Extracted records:
☆ ☆ ☆ ☆ ☆ ☆ ☆

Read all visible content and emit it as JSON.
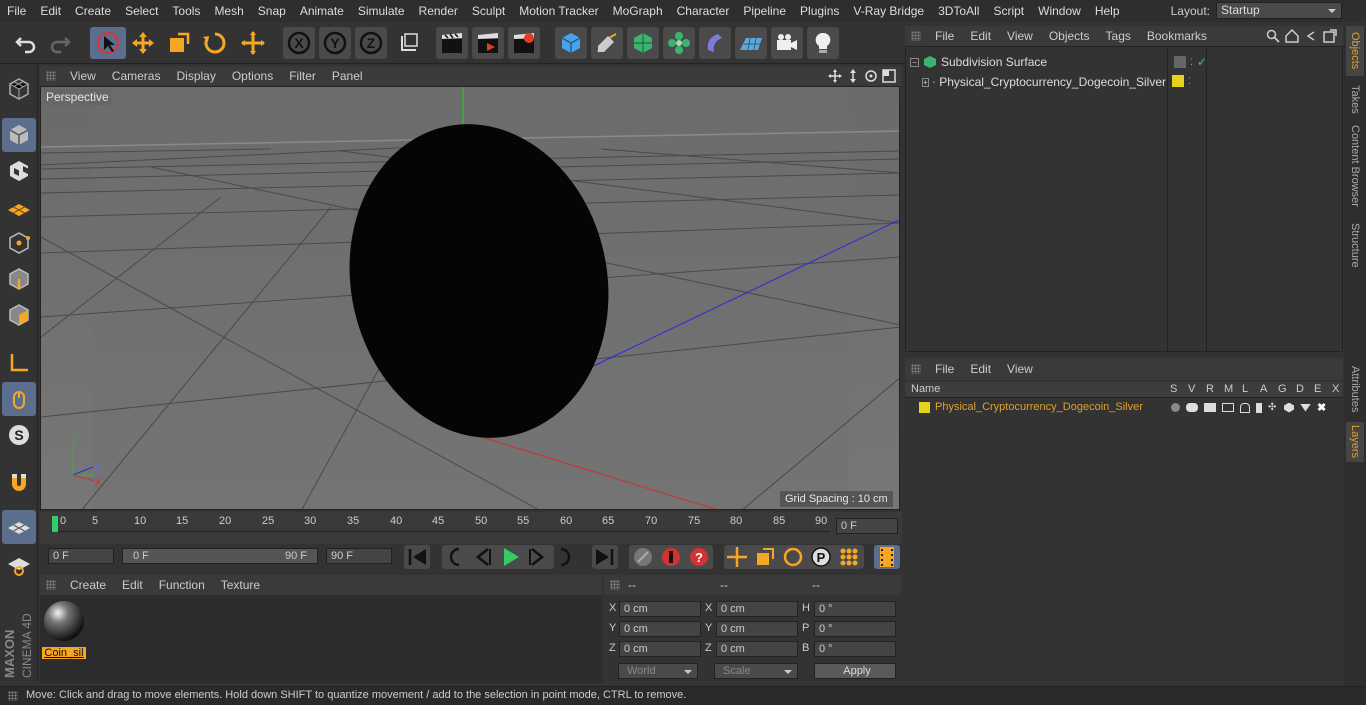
{
  "menubar": {
    "items": [
      "File",
      "Edit",
      "Create",
      "Select",
      "Tools",
      "Mesh",
      "Snap",
      "Animate",
      "Simulate",
      "Render",
      "Sculpt",
      "Motion Tracker",
      "MoGraph",
      "Character",
      "Pipeline",
      "Plugins",
      "V-Ray Bridge",
      "3DToAll",
      "Script",
      "Window",
      "Help"
    ],
    "layout_label": "Layout:",
    "layout_value": "Startup"
  },
  "viewport": {
    "menu": [
      "View",
      "Cameras",
      "Display",
      "Options",
      "Filter",
      "Panel"
    ],
    "camera_label": "Perspective",
    "grid_spacing": "Grid Spacing : 10 cm"
  },
  "timeline": {
    "ticks": [
      "0",
      "5",
      "10",
      "15",
      "20",
      "25",
      "30",
      "35",
      "40",
      "45",
      "50",
      "55",
      "60",
      "65",
      "70",
      "75",
      "80",
      "85",
      "90"
    ],
    "current_frame": "0 F"
  },
  "anim": {
    "start": "0 F",
    "range_start": "0 F",
    "range_end": "90 F",
    "end": "90 F"
  },
  "material": {
    "menu": [
      "Create",
      "Edit",
      "Function",
      "Texture"
    ],
    "name": "Coin_sil"
  },
  "coords": {
    "headers": [
      "--",
      "--",
      "--"
    ],
    "rows": [
      {
        "l1": "X",
        "v1": "0 cm",
        "l2": "X",
        "v2": "0 cm",
        "l3": "H",
        "v3": "0 °"
      },
      {
        "l1": "Y",
        "v1": "0 cm",
        "l2": "Y",
        "v2": "0 cm",
        "l3": "P",
        "v3": "0 °"
      },
      {
        "l1": "Z",
        "v1": "0 cm",
        "l2": "Z",
        "v2": "0 cm",
        "l3": "B",
        "v3": "0 °"
      }
    ],
    "mode": "World",
    "scale": "Scale",
    "apply": "Apply"
  },
  "objects": {
    "menu": [
      "File",
      "Edit",
      "View",
      "Objects",
      "Tags",
      "Bookmarks"
    ],
    "items": [
      "Subdivision Surface",
      "Physical_Cryptocurrency_Dogecoin_Silver"
    ]
  },
  "layers": {
    "menu": [
      "File",
      "Edit",
      "View"
    ],
    "header_name": "Name",
    "columns": [
      "S",
      "V",
      "R",
      "M",
      "L",
      "A",
      "G",
      "D",
      "E",
      "X"
    ],
    "items": [
      "Physical_Cryptocurrency_Dogecoin_Silver"
    ]
  },
  "right_tabs": [
    "Objects",
    "Takes",
    "Content Browser",
    "Structure",
    "Attributes",
    "Layers"
  ],
  "status": "Move: Click and drag to move elements. Hold down SHIFT to quantize movement / add to the selection in point mode, CTRL to remove.",
  "colors": {
    "accent": "#e0a030",
    "active_tool": "#5b6e8e",
    "layer_color": "#e6d21c"
  }
}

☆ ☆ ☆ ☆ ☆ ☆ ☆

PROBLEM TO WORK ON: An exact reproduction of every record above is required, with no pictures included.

WRITTEN ANSWER:
Read all visible content and emit it as JSON.
{
  "menubar": {
    "items": [
      "File",
      "Edit",
      "Create",
      "Select",
      "Tools",
      "Mesh",
      "Snap",
      "Animate",
      "Simulate",
      "Render",
      "Sculpt",
      "Motion Tracker",
      "MoGraph",
      "Character",
      "Pipeline",
      "Plugins",
      "V-Ray Bridge",
      "3DToAll",
      "Script",
      "Window",
      "Help"
    ],
    "layout_label": "Layout:",
    "layout_value": "Startup"
  },
  "viewport": {
    "menu": [
      "View",
      "Cameras",
      "Display",
      "Options",
      "Filter",
      "Panel"
    ],
    "camera_label": "Perspective",
    "grid_spacing": "Grid Spacing : 10 cm"
  },
  "timeline": {
    "ticks": [
      "0",
      "5",
      "10",
      "15",
      "20",
      "25",
      "30",
      "35",
      "40",
      "45",
      "50",
      "55",
      "60",
      "65",
      "70",
      "75",
      "80",
      "85",
      "90"
    ],
    "current_frame": "0 F"
  },
  "anim": {
    "start": "0 F",
    "range_start": "0 F",
    "range_end": "90 F",
    "end": "90 F"
  },
  "material": {
    "menu": [
      "Create",
      "Edit",
      "Function",
      "Texture"
    ],
    "name": "Coin_sil"
  },
  "coords": {
    "headers": [
      "--",
      "--",
      "--"
    ],
    "rows": [
      {
        "l1": "X",
        "v1": "0 cm",
        "l2": "X",
        "v2": "0 cm",
        "l3": "H",
        "v3": "0 °"
      },
      {
        "l1": "Y",
        "v1": "0 cm",
        "l2": "Y",
        "v2": "0 cm",
        "l3": "P",
        "v3": "0 °"
      },
      {
        "l1": "Z",
        "v1": "0 cm",
        "l2": "Z",
        "v2": "0 cm",
        "l3": "B",
        "v3": "0 °"
      }
    ],
    "mode": "World",
    "scale": "Scale",
    "apply": "Apply"
  },
  "objects": {
    "menu": [
      "File",
      "Edit",
      "View",
      "Objects",
      "Tags",
      "Bookmarks"
    ],
    "items": [
      "Subdivision Surface",
      "Physical_Cryptocurrency_Dogecoin_Silver"
    ]
  },
  "layers": {
    "menu": [
      "File",
      "Edit",
      "View"
    ],
    "header_name": "Name",
    "columns": [
      "S",
      "V",
      "R",
      "M",
      "L",
      "A",
      "G",
      "D",
      "E",
      "X"
    ],
    "items": [
      "Physical_Cryptocurrency_Dogecoin_Silver"
    ]
  },
  "right_tabs": [
    "Objects",
    "Takes",
    "Content Browser",
    "Structure",
    "Attributes",
    "Layers"
  ],
  "status": "Move: Click and drag to move elements. Hold down SHIFT to quantize movement / add to the selection in point mode, CTRL to remove.",
  "colors": {
    "accent": "#e0a030",
    "active_tool": "#5b6e8e",
    "layer_color": "#e6d21c"
  }
}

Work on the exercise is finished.